■ Requirement: All records that follow are to be restated exactly.

■ Extracted records:
*** Begin section ***

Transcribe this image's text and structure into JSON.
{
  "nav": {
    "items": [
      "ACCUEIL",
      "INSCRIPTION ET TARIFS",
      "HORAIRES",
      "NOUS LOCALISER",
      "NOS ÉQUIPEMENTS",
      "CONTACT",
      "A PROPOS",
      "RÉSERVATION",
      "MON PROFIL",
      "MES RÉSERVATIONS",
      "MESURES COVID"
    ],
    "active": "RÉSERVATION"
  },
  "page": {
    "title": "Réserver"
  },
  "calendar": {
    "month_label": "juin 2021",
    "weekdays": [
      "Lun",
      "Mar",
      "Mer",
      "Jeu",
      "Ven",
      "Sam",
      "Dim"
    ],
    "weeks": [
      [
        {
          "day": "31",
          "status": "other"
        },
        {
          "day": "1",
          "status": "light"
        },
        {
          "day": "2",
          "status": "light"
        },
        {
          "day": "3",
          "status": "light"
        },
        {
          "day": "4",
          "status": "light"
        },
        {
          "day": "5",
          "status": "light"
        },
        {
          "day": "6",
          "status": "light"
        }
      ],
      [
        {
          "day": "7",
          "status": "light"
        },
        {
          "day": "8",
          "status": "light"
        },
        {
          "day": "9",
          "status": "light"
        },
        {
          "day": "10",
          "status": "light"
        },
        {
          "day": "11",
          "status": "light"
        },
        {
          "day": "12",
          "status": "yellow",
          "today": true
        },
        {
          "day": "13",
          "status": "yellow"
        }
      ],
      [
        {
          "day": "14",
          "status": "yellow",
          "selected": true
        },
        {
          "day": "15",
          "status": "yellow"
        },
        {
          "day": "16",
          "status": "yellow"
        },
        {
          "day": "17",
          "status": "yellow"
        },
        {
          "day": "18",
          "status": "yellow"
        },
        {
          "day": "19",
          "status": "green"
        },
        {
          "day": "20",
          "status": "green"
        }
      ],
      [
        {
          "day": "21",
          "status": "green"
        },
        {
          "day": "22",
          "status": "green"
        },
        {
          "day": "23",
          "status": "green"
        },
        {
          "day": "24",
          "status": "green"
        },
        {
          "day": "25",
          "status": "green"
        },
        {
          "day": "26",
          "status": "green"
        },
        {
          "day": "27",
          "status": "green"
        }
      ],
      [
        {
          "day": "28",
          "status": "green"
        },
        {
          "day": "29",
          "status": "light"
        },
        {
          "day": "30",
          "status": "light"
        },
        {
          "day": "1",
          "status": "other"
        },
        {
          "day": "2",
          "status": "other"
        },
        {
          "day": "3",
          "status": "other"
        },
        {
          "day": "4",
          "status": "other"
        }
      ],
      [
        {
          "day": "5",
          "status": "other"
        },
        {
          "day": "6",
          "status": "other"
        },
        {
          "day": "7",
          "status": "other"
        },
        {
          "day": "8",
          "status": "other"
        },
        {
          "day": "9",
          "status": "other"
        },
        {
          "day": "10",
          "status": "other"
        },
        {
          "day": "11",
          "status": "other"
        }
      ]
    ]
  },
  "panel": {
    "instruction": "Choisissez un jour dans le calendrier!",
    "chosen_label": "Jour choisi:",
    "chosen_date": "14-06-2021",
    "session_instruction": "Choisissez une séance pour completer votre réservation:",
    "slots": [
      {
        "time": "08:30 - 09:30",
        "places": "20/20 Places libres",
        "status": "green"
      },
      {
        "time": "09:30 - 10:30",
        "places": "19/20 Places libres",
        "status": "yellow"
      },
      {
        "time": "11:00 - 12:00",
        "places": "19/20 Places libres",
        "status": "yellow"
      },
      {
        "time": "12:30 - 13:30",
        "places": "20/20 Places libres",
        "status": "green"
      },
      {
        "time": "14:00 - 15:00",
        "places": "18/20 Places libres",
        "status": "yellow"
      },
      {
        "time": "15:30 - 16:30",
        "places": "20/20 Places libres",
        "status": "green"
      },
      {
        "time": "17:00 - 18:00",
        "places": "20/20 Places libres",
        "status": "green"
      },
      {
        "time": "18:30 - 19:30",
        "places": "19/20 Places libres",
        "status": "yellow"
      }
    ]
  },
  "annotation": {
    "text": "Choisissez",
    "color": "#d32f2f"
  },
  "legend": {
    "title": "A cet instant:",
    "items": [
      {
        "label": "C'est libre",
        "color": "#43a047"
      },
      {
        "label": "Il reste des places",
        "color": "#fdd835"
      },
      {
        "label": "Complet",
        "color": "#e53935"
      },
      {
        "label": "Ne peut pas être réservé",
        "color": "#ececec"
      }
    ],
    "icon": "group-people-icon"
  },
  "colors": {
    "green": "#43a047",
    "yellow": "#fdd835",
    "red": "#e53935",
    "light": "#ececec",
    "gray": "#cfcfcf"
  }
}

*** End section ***

■ Response to this exercise:
Transcribe this image's text and structure into JSON.
{
  "nav": {
    "items": [
      "ACCUEIL",
      "INSCRIPTION ET TARIFS",
      "HORAIRES",
      "NOUS LOCALISER",
      "NOS ÉQUIPEMENTS",
      "CONTACT",
      "A PROPOS",
      "RÉSERVATION",
      "MON PROFIL",
      "MES RÉSERVATIONS",
      "MESURES COVID"
    ],
    "active": "RÉSERVATION"
  },
  "page": {
    "title": "Réserver"
  },
  "calendar": {
    "month_label": "juin 2021",
    "weekdays": [
      "Lun",
      "Mar",
      "Mer",
      "Jeu",
      "Ven",
      "Sam",
      "Dim"
    ],
    "weeks": [
      [
        {
          "day": "31",
          "status": "other"
        },
        {
          "day": "1",
          "status": "light"
        },
        {
          "day": "2",
          "status": "light"
        },
        {
          "day": "3",
          "status": "light"
        },
        {
          "day": "4",
          "status": "light"
        },
        {
          "day": "5",
          "status": "light"
        },
        {
          "day": "6",
          "status": "light"
        }
      ],
      [
        {
          "day": "7",
          "status": "light"
        },
        {
          "day": "8",
          "status": "light"
        },
        {
          "day": "9",
          "status": "light"
        },
        {
          "day": "10",
          "status": "light"
        },
        {
          "day": "11",
          "status": "light"
        },
        {
          "day": "12",
          "status": "yellow",
          "today": true
        },
        {
          "day": "13",
          "status": "yellow"
        }
      ],
      [
        {
          "day": "14",
          "status": "yellow",
          "selected": true
        },
        {
          "day": "15",
          "status": "yellow"
        },
        {
          "day": "16",
          "status": "yellow"
        },
        {
          "day": "17",
          "status": "yellow"
        },
        {
          "day": "18",
          "status": "yellow"
        },
        {
          "day": "19",
          "status": "green"
        },
        {
          "day": "20",
          "status": "green"
        }
      ],
      [
        {
          "day": "21",
          "status": "green"
        },
        {
          "day": "22",
          "status": "green"
        },
        {
          "day": "23",
          "status": "green"
        },
        {
          "day": "24",
          "status": "green"
        },
        {
          "day": "25",
          "status": "green"
        },
        {
          "day": "26",
          "status": "green"
        },
        {
          "day": "27",
          "status": "green"
        }
      ],
      [
        {
          "day": "28",
          "status": "green"
        },
        {
          "day": "29",
          "status": "light"
        },
        {
          "day": "30",
          "status": "light"
        },
        {
          "day": "1",
          "status": "other"
        },
        {
          "day": "2",
          "status": "other"
        },
        {
          "day": "3",
          "status": "other"
        },
        {
          "day": "4",
          "status": "other"
        }
      ],
      [
        {
          "day": "5",
          "status": "other"
        },
        {
          "day": "6",
          "status": "other"
        },
        {
          "day": "7",
          "status": "other"
        },
        {
          "day": "8",
          "status": "other"
        },
        {
          "day": "9",
          "status": "other"
        },
        {
          "day": "10",
          "status": "other"
        },
        {
          "day": "11",
          "status": "other"
        }
      ]
    ]
  },
  "panel": {
    "instruction": "Choisissez un jour dans le calendrier!",
    "chosen_label": "Jour choisi:",
    "chosen_date": "14-06-2021",
    "session_instruction": "Choisissez une séance pour completer votre réservation:",
    "slots": [
      {
        "time": "08:30 - 09:30",
        "places": "20/20 Places libres",
        "status": "green"
      },
      {
        "time": "09:30 - 10:30",
        "places": "19/20 Places libres",
        "status": "yellow"
      },
      {
        "time": "11:00 - 12:00",
        "places": "19/20 Places libres",
        "status": "yellow"
      },
      {
        "time": "12:30 - 13:30",
        "places": "20/20 Places libres",
        "status": "green"
      },
      {
        "time": "14:00 - 15:00",
        "places": "18/20 Places libres",
        "status": "yellow"
      },
      {
        "time": "15:30 - 16:30",
        "places": "20/20 Places libres",
        "status": "green"
      },
      {
        "time": "17:00 - 18:00",
        "places": "20/20 Places libres",
        "status": "green"
      },
      {
        "time": "18:30 - 19:30",
        "places": "19/20 Places libres",
        "status": "yellow"
      }
    ]
  },
  "annotation": {
    "text": "Choisissez",
    "color": "#d32f2f"
  },
  "legend": {
    "title": "A cet instant:",
    "items": [
      {
        "label": "C'est libre",
        "color": "#43a047"
      },
      {
        "label": "Il reste des places",
        "color": "#fdd835"
      },
      {
        "label": "Complet",
        "color": "#e53935"
      },
      {
        "label": "Ne peut pas être réservé",
        "color": "#ececec"
      }
    ],
    "icon": "group-people-icon"
  },
  "colors": {
    "green": "#43a047",
    "yellow": "#fdd835",
    "red": "#e53935",
    "light": "#ececec",
    "gray": "#cfcfcf"
  }
}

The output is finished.